(Interface dataset entries)
════════════════════

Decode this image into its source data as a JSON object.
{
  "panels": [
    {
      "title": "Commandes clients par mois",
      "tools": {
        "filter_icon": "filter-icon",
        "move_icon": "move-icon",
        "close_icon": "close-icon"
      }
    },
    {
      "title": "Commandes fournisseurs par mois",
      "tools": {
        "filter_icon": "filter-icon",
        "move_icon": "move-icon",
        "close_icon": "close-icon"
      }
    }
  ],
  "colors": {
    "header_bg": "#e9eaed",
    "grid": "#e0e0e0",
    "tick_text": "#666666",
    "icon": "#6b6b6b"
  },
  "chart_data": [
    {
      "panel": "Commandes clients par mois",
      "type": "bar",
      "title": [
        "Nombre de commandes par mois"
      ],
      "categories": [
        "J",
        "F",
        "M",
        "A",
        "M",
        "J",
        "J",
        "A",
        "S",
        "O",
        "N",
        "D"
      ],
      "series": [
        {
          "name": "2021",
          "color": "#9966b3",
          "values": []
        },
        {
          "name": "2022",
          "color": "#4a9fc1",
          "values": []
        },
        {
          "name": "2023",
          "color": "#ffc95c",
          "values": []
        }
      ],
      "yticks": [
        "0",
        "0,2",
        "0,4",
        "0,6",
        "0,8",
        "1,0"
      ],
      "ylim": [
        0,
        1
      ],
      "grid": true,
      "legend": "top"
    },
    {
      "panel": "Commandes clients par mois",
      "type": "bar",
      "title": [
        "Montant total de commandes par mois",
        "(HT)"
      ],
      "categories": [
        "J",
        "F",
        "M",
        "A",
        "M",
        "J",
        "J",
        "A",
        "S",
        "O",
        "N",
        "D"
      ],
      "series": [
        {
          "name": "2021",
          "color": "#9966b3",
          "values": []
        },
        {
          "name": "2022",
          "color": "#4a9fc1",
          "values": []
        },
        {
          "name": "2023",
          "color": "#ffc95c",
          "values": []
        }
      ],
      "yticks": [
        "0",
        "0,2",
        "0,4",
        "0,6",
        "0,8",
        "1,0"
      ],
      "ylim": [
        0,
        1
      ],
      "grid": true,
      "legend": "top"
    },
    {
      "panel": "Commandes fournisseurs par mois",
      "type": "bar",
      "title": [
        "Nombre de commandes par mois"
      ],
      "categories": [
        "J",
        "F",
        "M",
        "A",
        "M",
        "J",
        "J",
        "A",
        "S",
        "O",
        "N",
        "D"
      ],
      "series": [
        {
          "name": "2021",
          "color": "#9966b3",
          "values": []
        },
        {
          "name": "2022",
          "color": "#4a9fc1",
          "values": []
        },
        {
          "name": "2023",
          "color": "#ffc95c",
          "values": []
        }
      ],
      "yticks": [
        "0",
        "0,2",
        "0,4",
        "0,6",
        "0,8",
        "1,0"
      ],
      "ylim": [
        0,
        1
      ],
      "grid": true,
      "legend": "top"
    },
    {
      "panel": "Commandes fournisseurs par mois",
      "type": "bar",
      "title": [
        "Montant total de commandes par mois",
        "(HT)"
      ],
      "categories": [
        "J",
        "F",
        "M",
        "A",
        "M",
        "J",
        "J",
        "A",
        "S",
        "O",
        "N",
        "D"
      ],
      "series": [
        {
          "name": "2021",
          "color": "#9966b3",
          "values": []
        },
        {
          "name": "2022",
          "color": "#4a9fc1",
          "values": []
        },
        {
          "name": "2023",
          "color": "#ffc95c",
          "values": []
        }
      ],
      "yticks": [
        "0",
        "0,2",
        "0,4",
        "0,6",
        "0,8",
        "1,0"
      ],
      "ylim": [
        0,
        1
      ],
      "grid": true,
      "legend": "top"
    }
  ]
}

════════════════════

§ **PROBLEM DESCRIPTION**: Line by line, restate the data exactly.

§ **SOLUTION BELOW**:
Decode this image into its source data as a JSON object.
{
  "panels": [
    {
      "title": "Commandes clients par mois",
      "tools": {
        "filter_icon": "filter-icon",
        "move_icon": "move-icon",
        "close_icon": "close-icon"
      }
    },
    {
      "title": "Commandes fournisseurs par mois",
      "tools": {
        "filter_icon": "filter-icon",
        "move_icon": "move-icon",
        "close_icon": "close-icon"
      }
    }
  ],
  "colors": {
    "header_bg": "#e9eaed",
    "grid": "#e0e0e0",
    "tick_text": "#666666",
    "icon": "#6b6b6b"
  },
  "chart_data": [
    {
      "panel": "Commandes clients par mois",
      "type": "bar",
      "title": [
        "Nombre de commandes par mois"
      ],
      "categories": [
        "J",
        "F",
        "M",
        "A",
        "M",
        "J",
        "J",
        "A",
        "S",
        "O",
        "N",
        "D"
      ],
      "series": [
        {
          "name": "2021",
          "color": "#9966b3",
          "values": []
        },
        {
          "name": "2022",
          "color": "#4a9fc1",
          "values": []
        },
        {
          "name": "2023",
          "color": "#ffc95c",
          "values": []
        }
      ],
      "yticks": [
        "0",
        "0,2",
        "0,4",
        "0,6",
        "0,8",
        "1,0"
      ],
      "ylim": [
        0,
        1
      ],
      "grid": true,
      "legend": "top"
    },
    {
      "panel": "Commandes clients par mois",
      "type": "bar",
      "title": [
        "Montant total de commandes par mois",
        "(HT)"
      ],
      "categories": [
        "J",
        "F",
        "M",
        "A",
        "M",
        "J",
        "J",
        "A",
        "S",
        "O",
        "N",
        "D"
      ],
      "series": [
        {
          "name": "2021",
          "color": "#9966b3",
          "values": []
        },
        {
          "name": "2022",
          "color": "#4a9fc1",
          "values": []
        },
        {
          "name": "2023",
          "color": "#ffc95c",
          "values": []
        }
      ],
      "yticks": [
        "0",
        "0,2",
        "0,4",
        "0,6",
        "0,8",
        "1,0"
      ],
      "ylim": [
        0,
        1
      ],
      "grid": true,
      "legend": "top"
    },
    {
      "panel": "Commandes fournisseurs par mois",
      "type": "bar",
      "title": [
        "Nombre de commandes par mois"
      ],
      "categories": [
        "J",
        "F",
        "M",
        "A",
        "M",
        "J",
        "J",
        "A",
        "S",
        "O",
        "N",
        "D"
      ],
      "series": [
        {
          "name": "2021",
          "color": "#9966b3",
          "values": []
        },
        {
          "name": "2022",
          "color": "#4a9fc1",
          "values": []
        },
        {
          "name": "2023",
          "color": "#ffc95c",
          "values": []
        }
      ],
      "yticks": [
        "0",
        "0,2",
        "0,4",
        "0,6",
        "0,8",
        "1,0"
      ],
      "ylim": [
        0,
        1
      ],
      "grid": true,
      "legend": "top"
    },
    {
      "panel": "Commandes fournisseurs par mois",
      "type": "bar",
      "title": [
        "Montant total de commandes par mois",
        "(HT)"
      ],
      "categories": [
        "J",
        "F",
        "M",
        "A",
        "M",
        "J",
        "J",
        "A",
        "S",
        "O",
        "N",
        "D"
      ],
      "series": [
        {
          "name": "2021",
          "color": "#9966b3",
          "values": []
        },
        {
          "name": "2022",
          "color": "#4a9fc1",
          "values": []
        },
        {
          "name": "2023",
          "color": "#ffc95c",
          "values": []
        }
      ],
      "yticks": [
        "0",
        "0,2",
        "0,4",
        "0,6",
        "0,8",
        "1,0"
      ],
      "ylim": [
        0,
        1
      ],
      "grid": true,
      "legend": "top"
    }
  ]
}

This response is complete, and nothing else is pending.